Start of Block

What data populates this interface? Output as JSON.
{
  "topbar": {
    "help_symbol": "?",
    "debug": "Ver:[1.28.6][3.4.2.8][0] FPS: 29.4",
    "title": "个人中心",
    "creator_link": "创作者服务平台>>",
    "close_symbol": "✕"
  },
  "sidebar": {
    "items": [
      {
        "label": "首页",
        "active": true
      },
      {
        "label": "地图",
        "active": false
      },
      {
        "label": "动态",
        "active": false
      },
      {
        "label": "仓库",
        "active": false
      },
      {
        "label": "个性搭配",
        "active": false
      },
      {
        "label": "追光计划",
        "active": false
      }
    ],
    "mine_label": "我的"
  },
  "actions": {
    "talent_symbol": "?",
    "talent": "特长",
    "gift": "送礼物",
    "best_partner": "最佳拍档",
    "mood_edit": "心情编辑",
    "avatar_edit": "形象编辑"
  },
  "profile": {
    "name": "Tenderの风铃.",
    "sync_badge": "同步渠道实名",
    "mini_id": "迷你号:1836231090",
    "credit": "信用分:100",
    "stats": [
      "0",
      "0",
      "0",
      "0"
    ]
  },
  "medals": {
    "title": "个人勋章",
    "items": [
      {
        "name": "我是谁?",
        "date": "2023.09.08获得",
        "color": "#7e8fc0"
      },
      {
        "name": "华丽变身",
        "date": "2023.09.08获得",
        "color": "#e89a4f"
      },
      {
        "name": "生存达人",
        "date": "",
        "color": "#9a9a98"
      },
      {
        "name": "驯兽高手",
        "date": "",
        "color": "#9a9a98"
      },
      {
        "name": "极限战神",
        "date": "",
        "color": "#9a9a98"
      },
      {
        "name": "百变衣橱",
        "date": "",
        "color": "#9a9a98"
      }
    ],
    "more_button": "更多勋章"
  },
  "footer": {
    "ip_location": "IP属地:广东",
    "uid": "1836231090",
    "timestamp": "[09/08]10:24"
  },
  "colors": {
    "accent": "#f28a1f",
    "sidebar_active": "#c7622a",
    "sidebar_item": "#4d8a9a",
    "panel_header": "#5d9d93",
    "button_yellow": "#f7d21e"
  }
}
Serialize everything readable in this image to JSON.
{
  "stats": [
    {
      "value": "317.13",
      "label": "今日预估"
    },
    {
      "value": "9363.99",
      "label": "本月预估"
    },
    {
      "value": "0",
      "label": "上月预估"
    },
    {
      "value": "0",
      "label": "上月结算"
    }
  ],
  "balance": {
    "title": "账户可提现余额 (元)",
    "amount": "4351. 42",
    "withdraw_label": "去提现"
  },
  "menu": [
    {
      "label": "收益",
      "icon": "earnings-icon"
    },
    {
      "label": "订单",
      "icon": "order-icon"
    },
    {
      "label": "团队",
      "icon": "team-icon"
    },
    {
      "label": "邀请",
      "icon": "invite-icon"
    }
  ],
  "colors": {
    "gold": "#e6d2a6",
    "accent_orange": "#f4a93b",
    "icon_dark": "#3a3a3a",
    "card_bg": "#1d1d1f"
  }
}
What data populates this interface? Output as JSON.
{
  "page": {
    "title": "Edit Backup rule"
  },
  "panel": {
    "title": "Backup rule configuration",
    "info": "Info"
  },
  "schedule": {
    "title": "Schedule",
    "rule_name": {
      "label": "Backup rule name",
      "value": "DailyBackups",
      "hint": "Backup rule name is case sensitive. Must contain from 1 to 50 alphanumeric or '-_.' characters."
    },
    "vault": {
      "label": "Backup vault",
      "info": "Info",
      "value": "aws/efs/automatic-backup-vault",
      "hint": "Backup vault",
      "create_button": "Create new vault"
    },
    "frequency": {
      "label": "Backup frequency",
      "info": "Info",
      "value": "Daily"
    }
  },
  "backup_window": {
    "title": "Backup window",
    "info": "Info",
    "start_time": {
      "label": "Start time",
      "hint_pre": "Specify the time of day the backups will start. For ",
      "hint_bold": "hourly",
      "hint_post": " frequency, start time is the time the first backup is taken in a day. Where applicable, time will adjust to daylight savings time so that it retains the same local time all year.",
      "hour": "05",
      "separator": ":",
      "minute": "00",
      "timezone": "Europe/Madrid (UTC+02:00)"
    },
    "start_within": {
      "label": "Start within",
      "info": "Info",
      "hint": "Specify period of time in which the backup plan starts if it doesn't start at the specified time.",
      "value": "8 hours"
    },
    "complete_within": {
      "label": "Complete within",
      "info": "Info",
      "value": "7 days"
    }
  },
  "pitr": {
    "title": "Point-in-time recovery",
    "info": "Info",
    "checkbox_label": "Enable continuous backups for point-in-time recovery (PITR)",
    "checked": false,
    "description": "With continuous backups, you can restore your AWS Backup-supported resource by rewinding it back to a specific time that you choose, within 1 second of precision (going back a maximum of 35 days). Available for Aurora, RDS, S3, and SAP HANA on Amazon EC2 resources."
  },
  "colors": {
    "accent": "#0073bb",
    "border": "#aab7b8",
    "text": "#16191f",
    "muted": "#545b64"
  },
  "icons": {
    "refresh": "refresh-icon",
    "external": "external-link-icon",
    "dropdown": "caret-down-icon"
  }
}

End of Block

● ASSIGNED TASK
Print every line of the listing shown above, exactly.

● SOLUTION TO THIS EXERCISE
What data populates this interface? Output as JSON.
{
  "topbar": {
    "help_symbol": "?",
    "debug": "Ver:[1.28.6][3.4.2.8][0] FPS: 29.4",
    "title": "个人中心",
    "creator_link": "创作者服务平台>>",
    "close_symbol": "✕"
  },
  "sidebar": {
    "items": [
      {
        "label": "首页",
        "active": true
      },
      {
        "label": "地图",
        "active": false
      },
      {
        "label": "动态",
        "active": false
      },
      {
        "label": "仓库",
        "active": false
      },
      {
        "label": "个性搭配",
        "active": false
      },
      {
        "label": "追光计划",
        "active": false
      }
    ],
    "mine_label": "我的"
  },
  "actions": {
    "talent_symbol": "?",
    "talent": "特长",
    "gift": "送礼物",
    "best_partner": "最佳拍档",
    "mood_edit": "心情编辑",
    "avatar_edit": "形象编辑"
  },
  "profile": {
    "name": "Tenderの风铃.",
    "sync_badge": "同步渠道实名",
    "mini_id": "迷你号:1836231090",
    "credit": "信用分:100",
    "stats": [
      "0",
      "0",
      "0",
      "0"
    ]
  },
  "medals": {
    "title": "个人勋章",
    "items": [
      {
        "name": "我是谁?",
        "date": "2023.09.08获得",
        "color": "#7e8fc0"
      },
      {
        "name": "华丽变身",
        "date": "2023.09.08获得",
        "color": "#e89a4f"
      },
      {
        "name": "生存达人",
        "date": "",
        "color": "#9a9a98"
      },
      {
        "name": "驯兽高手",
        "date": "",
        "color": "#9a9a98"
      },
      {
        "name": "极限战神",
        "date": "",
        "color": "#9a9a98"
      },
      {
        "name": "百变衣橱",
        "date": "",
        "color": "#9a9a98"
      }
    ],
    "more_button": "更多勋章"
  },
  "footer": {
    "ip_location": "IP属地:广东",
    "uid": "1836231090",
    "timestamp": "[09/08]10:24"
  },
  "colors": {
    "accent": "#f28a1f",
    "sidebar_active": "#c7622a",
    "sidebar_item": "#4d8a9a",
    "panel_header": "#5d9d93",
    "button_yellow": "#f7d21e"
  }
}
Serialize everything readable in this image to JSON.
{
  "stats": [
    {
      "value": "317.13",
      "label": "今日预估"
    },
    {
      "value": "9363.99",
      "label": "本月预估"
    },
    {
      "value": "0",
      "label": "上月预估"
    },
    {
      "value": "0",
      "label": "上月结算"
    }
  ],
  "balance": {
    "title": "账户可提现余额 (元)",
    "amount": "4351. 42",
    "withdraw_label": "去提现"
  },
  "menu": [
    {
      "label": "收益",
      "icon": "earnings-icon"
    },
    {
      "label": "订单",
      "icon": "order-icon"
    },
    {
      "label": "团队",
      "icon": "team-icon"
    },
    {
      "label": "邀请",
      "icon": "invite-icon"
    }
  ],
  "colors": {
    "gold": "#e6d2a6",
    "accent_orange": "#f4a93b",
    "icon_dark": "#3a3a3a",
    "card_bg": "#1d1d1f"
  }
}
What data populates this interface? Output as JSON.
{
  "page": {
    "title": "Edit Backup rule"
  },
  "panel": {
    "title": "Backup rule configuration",
    "info": "Info"
  },
  "schedule": {
    "title": "Schedule",
    "rule_name": {
      "label": "Backup rule name",
      "value": "DailyBackups",
      "hint": "Backup rule name is case sensitive. Must contain from 1 to 50 alphanumeric or '-_.' characters."
    },
    "vault": {
      "label": "Backup vault",
      "info": "Info",
      "value": "aws/efs/automatic-backup-vault",
      "hint": "Backup vault",
      "create_button": "Create new vault"
    },
    "frequency": {
      "label": "Backup frequency",
      "info": "Info",
      "value": "Daily"
    }
  },
  "backup_window": {
    "title": "Backup window",
    "info": "Info",
    "start_time": {
      "label": "Start time",
      "hint_pre": "Specify the time of day the backups will start. For ",
      "hint_bold": "hourly",
      "hint_post": " frequency, start time is the time the first backup is taken in a day. Where applicable, time will adjust to daylight savings time so that it retains the same local time all year.",
      "hour": "05",
      "separator": ":",
      "minute": "00",
      "timezone": "Europe/Madrid (UTC+02:00)"
    },
    "start_within": {
      "label": "Start within",
      "info": "Info",
      "hint": "Specify period of time in which the backup plan starts if it doesn't start at the specified time.",
      "value": "8 hours"
    },
    "complete_within": {
      "label": "Complete within",
      "info": "Info",
      "value": "7 days"
    }
  },
  "pitr": {
    "title": "Point-in-time recovery",
    "info": "Info",
    "checkbox_label": "Enable continuous backups for point-in-time recovery (PITR)",
    "checked": false,
    "description": "With continuous backups, you can restore your AWS Backup-supported resource by rewinding it back to a specific time that you choose, within 1 second of precision (going back a maximum of 35 days). Available for Aurora, RDS, S3, and SAP HANA on Amazon EC2 resources."
  },
  "colors": {
    "accent": "#0073bb",
    "border": "#aab7b8",
    "text": "#16191f",
    "muted": "#545b64"
  },
  "icons": {
    "refresh": "refresh-icon",
    "external": "external-link-icon",
    "dropdown": "caret-down-icon"
  }
}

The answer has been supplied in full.